Executives and employees of the battery firm looked at the example of family-run fish-cake maker Samjin Eomuk, which has survived financial difficulties and achieved market success by changing its strategy from business-to-business to business-to-customer.
Samjin Eomuk was a small supplier of filleted fish on the brink of a financial crisis with debt until incumbent CEO Park Yong-jun took over in 2012.
Park turned the crisis into an opportunity by easing distrust among consumers about the hygiene of fish-cake making.
Samjin launched shops in the style of bakeries in order to reveal the manufacturing process to consumers and offer hot and fresh fish cakes cooked at the shops, SDI officials said.

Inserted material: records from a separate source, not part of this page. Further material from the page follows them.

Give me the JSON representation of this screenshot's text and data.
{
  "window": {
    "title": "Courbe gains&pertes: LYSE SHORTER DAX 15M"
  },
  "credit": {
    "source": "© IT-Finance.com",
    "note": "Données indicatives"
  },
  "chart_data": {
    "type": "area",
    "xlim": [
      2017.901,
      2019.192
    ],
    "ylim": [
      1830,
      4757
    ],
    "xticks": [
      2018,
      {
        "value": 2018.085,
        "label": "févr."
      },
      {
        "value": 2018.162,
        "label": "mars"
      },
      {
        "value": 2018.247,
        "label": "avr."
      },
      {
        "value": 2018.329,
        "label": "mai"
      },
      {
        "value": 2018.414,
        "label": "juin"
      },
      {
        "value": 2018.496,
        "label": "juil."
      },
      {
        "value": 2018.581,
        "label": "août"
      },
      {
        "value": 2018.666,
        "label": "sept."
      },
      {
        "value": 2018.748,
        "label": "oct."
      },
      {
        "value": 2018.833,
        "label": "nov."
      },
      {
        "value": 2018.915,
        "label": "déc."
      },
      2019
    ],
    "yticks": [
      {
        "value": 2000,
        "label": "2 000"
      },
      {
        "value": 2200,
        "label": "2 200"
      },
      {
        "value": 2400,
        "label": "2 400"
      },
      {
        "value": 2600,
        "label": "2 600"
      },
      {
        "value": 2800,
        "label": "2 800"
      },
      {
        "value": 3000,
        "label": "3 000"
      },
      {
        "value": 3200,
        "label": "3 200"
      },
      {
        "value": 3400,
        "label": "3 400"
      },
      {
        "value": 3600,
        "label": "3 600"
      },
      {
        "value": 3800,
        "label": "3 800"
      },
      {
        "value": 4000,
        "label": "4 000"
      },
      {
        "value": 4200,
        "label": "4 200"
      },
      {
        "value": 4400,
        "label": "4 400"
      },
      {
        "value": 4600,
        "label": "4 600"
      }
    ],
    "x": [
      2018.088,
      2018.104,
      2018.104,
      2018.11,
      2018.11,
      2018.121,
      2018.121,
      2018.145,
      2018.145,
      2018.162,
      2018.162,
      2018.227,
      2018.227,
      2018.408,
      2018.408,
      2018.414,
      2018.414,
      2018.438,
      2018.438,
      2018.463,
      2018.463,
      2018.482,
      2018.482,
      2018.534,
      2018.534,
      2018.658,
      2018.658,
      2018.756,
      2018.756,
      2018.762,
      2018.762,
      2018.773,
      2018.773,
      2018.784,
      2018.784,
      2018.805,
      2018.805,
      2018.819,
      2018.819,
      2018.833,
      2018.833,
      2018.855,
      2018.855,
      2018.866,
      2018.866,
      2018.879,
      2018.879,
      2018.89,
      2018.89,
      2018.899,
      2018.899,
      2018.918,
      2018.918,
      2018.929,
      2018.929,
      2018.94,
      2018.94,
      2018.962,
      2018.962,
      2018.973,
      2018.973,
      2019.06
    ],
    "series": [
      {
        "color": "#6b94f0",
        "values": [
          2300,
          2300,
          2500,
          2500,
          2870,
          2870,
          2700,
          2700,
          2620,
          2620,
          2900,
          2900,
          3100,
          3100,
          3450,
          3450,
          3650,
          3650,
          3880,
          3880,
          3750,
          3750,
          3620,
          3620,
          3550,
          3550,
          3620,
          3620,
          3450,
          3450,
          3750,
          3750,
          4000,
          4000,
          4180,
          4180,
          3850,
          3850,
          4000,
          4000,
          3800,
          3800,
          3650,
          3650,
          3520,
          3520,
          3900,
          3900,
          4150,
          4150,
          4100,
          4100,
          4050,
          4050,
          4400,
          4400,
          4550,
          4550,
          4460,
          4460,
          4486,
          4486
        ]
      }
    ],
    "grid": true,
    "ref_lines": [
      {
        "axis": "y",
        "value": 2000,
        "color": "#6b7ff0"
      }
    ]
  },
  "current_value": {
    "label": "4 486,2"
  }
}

As a result, the company grew tenfold in six years, hiring around 550 employees and raising 9.2 billion won ($7.9 million) in sales.
“The story of Samjin Eomuk offered a lesson to Samsung SDI employees about the importance of quality and creativity,” the company official said. “Like food companies, battery makers would lose trust from customers if problems occur in quality.”
By Song Su-hyun (email@example.com)